The overbearing heat and swamp like humidity are expected when hanging out on the Mall in late July. It’s part of DC’s charm. The sudden downpours that send hundreds scrambling for partial cover are also par for the DC weather course. But when you wrangle up your good friends, pack up a little picnic dinner, grab a big blanket to spread out on and bring along your favorite adult beverage hidden in an ambiguous plastic container that could possibly (and hopefully) be mistaken for a water bottle by Park Police, you tend to get your hopes up about a glorious night under the stars watching a classic film from the past on the super-jumbo screen. Unfortunately, last night was not the Screen on the Green’s finest moment.

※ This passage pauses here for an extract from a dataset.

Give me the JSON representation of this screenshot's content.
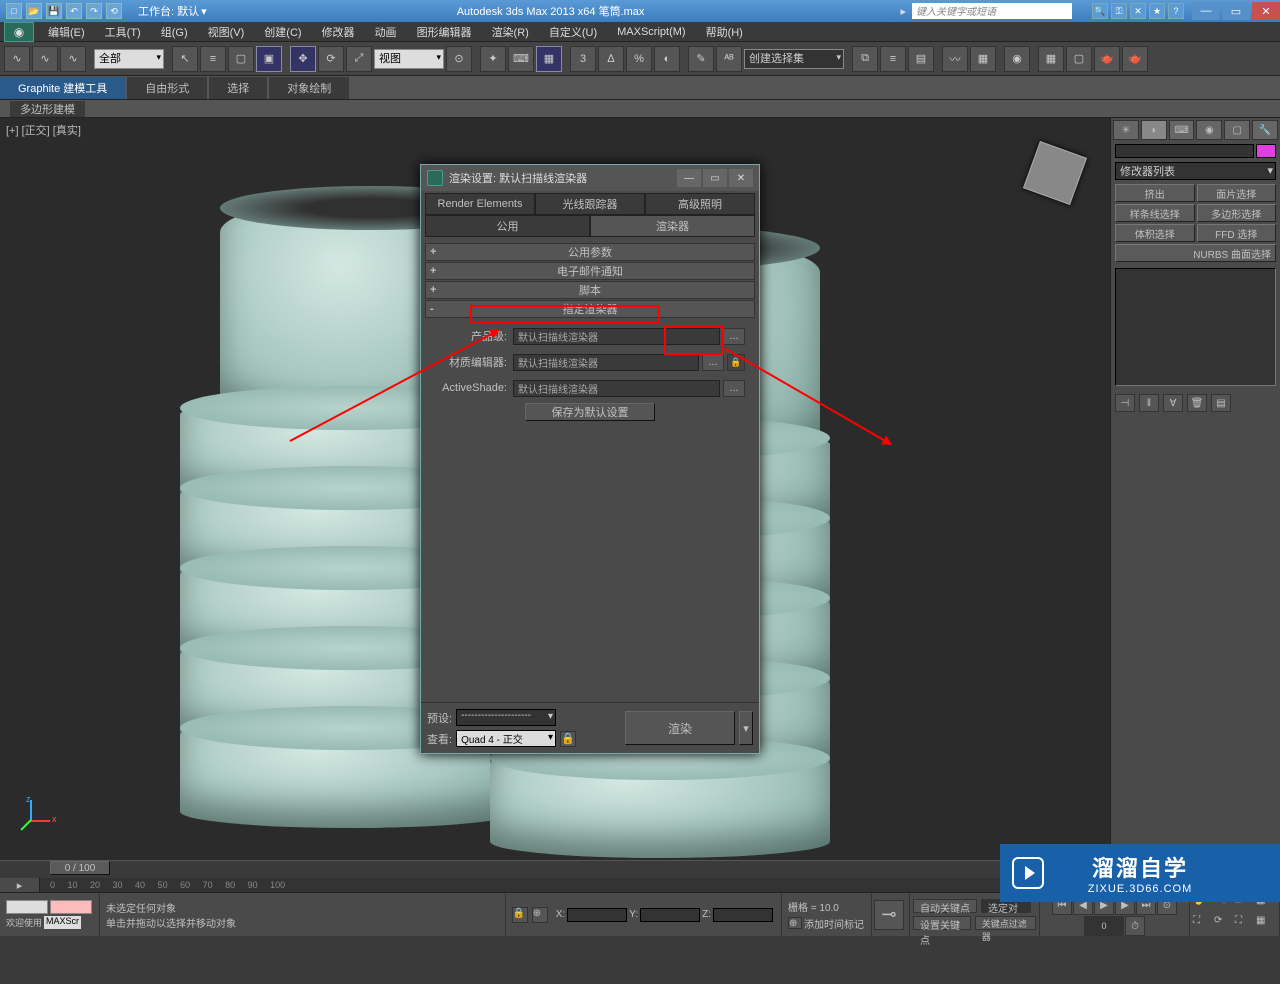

There really is something magical about laying on the National Mall with perfect views of the well lighted Washington Monument to your back and the always marvelous Capitol dome to your front while watching a great flick with 1000 or so of your closest friends; especially when the crowd bursts into a flash mob of dancing (otherwise known as standing and jumping and waving your arms) at the start of each film. The magic, however, ended with the scenery and the atmosphere and did not continue on with the film. To the disappointment of hundreds of moviegoers, last night’s feature film of “The Goodbye Girl” was out of sequence and not only showed some of the final scenes an hour early into the movie but also forced the audience to watch significant portions of the movie twice, resulting in an exodus by half of the crowd and leaving the remaining people chatting and losing interest for the next 20 minutes of repeated scenes. When the movie finally did return to the final yet-to-be-viewed scenes, the crowd let out an applause and returned to watching the last few minutes. It was not exactly pleasant given the weather conditions and the mishaps by the crew (or whoever was ultimately responsible for obtaining the film), but obviously we are still very thankful for the people that put these events on at no charge to us.
I just can’t really fathom how the two sponsors, entertainment giants HBO and Comcast, can possibly run a version of a film that has never even been viewed and is edited completely wrong in a highly public showing like this. But I suppose it was entertaining none the less and I’m sure the crowds will return next Monday for the playing of “12 Angry Men”. Let’s just hope they don’t show the Jury’s final verdict 15 minutes in.